• What the task asks
Each line below needs to be repeated precisely as it is.

⁂

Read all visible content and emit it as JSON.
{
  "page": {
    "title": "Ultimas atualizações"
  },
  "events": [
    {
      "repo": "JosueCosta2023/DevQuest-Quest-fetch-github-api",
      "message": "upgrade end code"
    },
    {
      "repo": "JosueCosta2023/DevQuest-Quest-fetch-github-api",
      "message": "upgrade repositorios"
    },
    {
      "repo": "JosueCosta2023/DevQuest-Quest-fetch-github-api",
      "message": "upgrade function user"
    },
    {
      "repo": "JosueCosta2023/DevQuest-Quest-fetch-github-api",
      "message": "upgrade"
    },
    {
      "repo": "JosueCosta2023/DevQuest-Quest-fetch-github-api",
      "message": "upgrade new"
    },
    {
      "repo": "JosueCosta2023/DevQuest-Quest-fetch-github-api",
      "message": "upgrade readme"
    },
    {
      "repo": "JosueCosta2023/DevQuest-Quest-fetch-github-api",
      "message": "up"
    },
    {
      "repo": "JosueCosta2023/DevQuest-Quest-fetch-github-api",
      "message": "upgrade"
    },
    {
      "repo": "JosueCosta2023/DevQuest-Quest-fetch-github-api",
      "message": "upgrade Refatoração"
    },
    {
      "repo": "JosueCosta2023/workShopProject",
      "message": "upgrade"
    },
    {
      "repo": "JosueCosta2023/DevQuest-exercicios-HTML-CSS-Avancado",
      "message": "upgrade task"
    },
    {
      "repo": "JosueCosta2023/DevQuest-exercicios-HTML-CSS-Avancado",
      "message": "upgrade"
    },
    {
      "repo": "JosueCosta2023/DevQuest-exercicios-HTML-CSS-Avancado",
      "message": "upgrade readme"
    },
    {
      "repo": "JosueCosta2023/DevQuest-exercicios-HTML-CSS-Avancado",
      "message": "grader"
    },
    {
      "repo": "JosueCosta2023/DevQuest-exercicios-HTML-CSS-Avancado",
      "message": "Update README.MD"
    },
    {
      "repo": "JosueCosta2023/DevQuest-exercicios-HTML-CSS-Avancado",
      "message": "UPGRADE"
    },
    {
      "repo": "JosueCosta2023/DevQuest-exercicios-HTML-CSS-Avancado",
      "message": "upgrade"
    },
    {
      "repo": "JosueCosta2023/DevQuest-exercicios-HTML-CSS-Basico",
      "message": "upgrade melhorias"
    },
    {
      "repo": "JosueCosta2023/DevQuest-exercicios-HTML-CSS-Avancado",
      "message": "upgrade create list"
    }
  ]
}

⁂

• Written solution
Read all visible content and emit it as JSON.
{
  "page": {
    "title": "Ultimas atualizações"
  },
  "events": [
    {
      "repo": "JosueCosta2023/DevQuest-Quest-fetch-github-api",
      "message": "upgrade end code"
    },
    {
      "repo": "JosueCosta2023/DevQuest-Quest-fetch-github-api",
      "message": "upgrade repositorios"
    },
    {
      "repo": "JosueCosta2023/DevQuest-Quest-fetch-github-api",
      "message": "upgrade function user"
    },
    {
      "repo": "JosueCosta2023/DevQuest-Quest-fetch-github-api",
      "message": "upgrade"
    },
    {
      "repo": "JosueCosta2023/DevQuest-Quest-fetch-github-api",
      "message": "upgrade new"
    },
    {
      "repo": "JosueCosta2023/DevQuest-Quest-fetch-github-api",
      "message": "upgrade readme"
    },
    {
      "repo": "JosueCosta2023/DevQuest-Quest-fetch-github-api",
      "message": "up"
    },
    {
      "repo": "JosueCosta2023/DevQuest-Quest-fetch-github-api",
      "message": "upgrade"
    },
    {
      "repo": "JosueCosta2023/DevQuest-Quest-fetch-github-api",
      "message": "upgrade Refatoração"
    },
    {
      "repo": "JosueCosta2023/workShopProject",
      "message": "upgrade"
    },
    {
      "repo": "JosueCosta2023/DevQuest-exercicios-HTML-CSS-Avancado",
      "message": "upgrade task"
    },
    {
      "repo": "JosueCosta2023/DevQuest-exercicios-HTML-CSS-Avancado",
      "message": "upgrade"
    },
    {
      "repo": "JosueCosta2023/DevQuest-exercicios-HTML-CSS-Avancado",
      "message": "upgrade readme"
    },
    {
      "repo": "JosueCosta2023/DevQuest-exercicios-HTML-CSS-Avancado",
      "message": "grader"
    },
    {
      "repo": "JosueCosta2023/DevQuest-exercicios-HTML-CSS-Avancado",
      "message": "Update README.MD"
    },
    {
      "repo": "JosueCosta2023/DevQuest-exercicios-HTML-CSS-Avancado",
      "message": "UPGRADE"
    },
    {
      "repo": "JosueCosta2023/DevQuest-exercicios-HTML-CSS-Avancado",
      "message": "upgrade"
    },
    {
      "repo": "JosueCosta2023/DevQuest-exercicios-HTML-CSS-Basico",
      "message": "upgrade melhorias"
    },
    {
      "repo": "JosueCosta2023/DevQuest-exercicios-HTML-CSS-Avancado",
      "message": "upgrade create list"
    }
  ]
}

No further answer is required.